Problem to work on: Retyping the entire listing exactly is the task.
====== Data to examine ======
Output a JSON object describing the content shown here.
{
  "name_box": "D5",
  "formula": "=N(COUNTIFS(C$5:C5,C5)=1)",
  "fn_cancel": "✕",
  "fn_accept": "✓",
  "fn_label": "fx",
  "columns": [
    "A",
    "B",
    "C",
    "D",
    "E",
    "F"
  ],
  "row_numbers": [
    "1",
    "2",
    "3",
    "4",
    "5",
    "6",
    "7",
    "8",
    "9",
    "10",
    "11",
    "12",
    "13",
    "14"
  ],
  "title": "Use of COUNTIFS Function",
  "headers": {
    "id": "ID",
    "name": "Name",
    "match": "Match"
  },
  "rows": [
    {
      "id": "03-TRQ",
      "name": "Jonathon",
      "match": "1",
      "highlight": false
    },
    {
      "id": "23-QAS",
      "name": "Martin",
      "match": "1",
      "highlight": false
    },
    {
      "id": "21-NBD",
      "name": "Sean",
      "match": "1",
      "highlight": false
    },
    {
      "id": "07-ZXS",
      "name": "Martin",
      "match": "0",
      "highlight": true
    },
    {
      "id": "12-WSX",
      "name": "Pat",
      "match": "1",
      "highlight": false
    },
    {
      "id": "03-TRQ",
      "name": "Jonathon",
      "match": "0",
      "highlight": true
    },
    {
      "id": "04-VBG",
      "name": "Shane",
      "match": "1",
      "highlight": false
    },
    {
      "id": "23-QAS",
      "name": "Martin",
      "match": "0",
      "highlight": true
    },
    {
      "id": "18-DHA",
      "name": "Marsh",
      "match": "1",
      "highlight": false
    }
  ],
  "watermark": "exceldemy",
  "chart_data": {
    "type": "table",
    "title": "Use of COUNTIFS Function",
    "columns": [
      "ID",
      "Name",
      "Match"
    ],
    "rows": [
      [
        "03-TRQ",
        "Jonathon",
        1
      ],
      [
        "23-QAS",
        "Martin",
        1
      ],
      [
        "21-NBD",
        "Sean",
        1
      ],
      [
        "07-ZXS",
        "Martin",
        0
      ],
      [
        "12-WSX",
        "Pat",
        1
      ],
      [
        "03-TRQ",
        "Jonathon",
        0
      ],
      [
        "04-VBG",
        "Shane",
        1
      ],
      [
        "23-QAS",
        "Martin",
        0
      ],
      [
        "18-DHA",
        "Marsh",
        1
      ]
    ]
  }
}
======
Reply to the exercise:
Output a JSON object describing the content shown here.
{
  "name_box": "D5",
  "formula": "=N(COUNTIFS(C$5:C5,C5)=1)",
  "fn_cancel": "✕",
  "fn_accept": "✓",
  "fn_label": "fx",
  "columns": [
    "A",
    "B",
    "C",
    "D",
    "E",
    "F"
  ],
  "row_numbers": [
    "1",
    "2",
    "3",
    "4",
    "5",
    "6",
    "7",
    "8",
    "9",
    "10",
    "11",
    "12",
    "13",
    "14"
  ],
  "title": "Use of COUNTIFS Function",
  "headers": {
    "id": "ID",
    "name": "Name",
    "match": "Match"
  },
  "rows": [
    {
      "id": "03-TRQ",
      "name": "Jonathon",
      "match": "1",
      "highlight": false
    },
    {
      "id": "23-QAS",
      "name": "Martin",
      "match": "1",
      "highlight": false
    },
    {
      "id": "21-NBD",
      "name": "Sean",
      "match": "1",
      "highlight": false
    },
    {
      "id": "07-ZXS",
      "name": "Martin",
      "match": "0",
      "highlight": true
    },
    {
      "id": "12-WSX",
      "name": "Pat",
      "match": "1",
      "highlight": false
    },
    {
      "id": "03-TRQ",
      "name": "Jonathon",
      "match": "0",
      "highlight": true
    },
    {
      "id": "04-VBG",
      "name": "Shane",
      "match": "1",
      "highlight": false
    },
    {
      "id": "23-QAS",
      "name": "Martin",
      "match": "0",
      "highlight": true
    },
    {
      "id": "18-DHA",
      "name": "Marsh",
      "match": "1",
      "highlight": false
    }
  ],
  "watermark": "exceldemy",
  "chart_data": {
    "type": "table",
    "title": "Use of COUNTIFS Function",
    "columns": [
      "ID",
      "Name",
      "Match"
    ],
    "rows": [
      [
        "03-TRQ",
        "Jonathon",
        1
      ],
      [
        "23-QAS",
        "Martin",
        1
      ],
      [
        "21-NBD",
        "Sean",
        1
      ],
      [
        "07-ZXS",
        "Martin",
        0
      ],
      [
        "12-WSX",
        "Pat",
        1
      ],
      [
        "03-TRQ",
        "Jonathon",
        0
      ],
      [
        "04-VBG",
        "Shane",
        1
      ],
      [
        "23-QAS",
        "Martin",
        0
      ],
      [
        "18-DHA",
        "Marsh",
        1
      ]
    ]
  }
}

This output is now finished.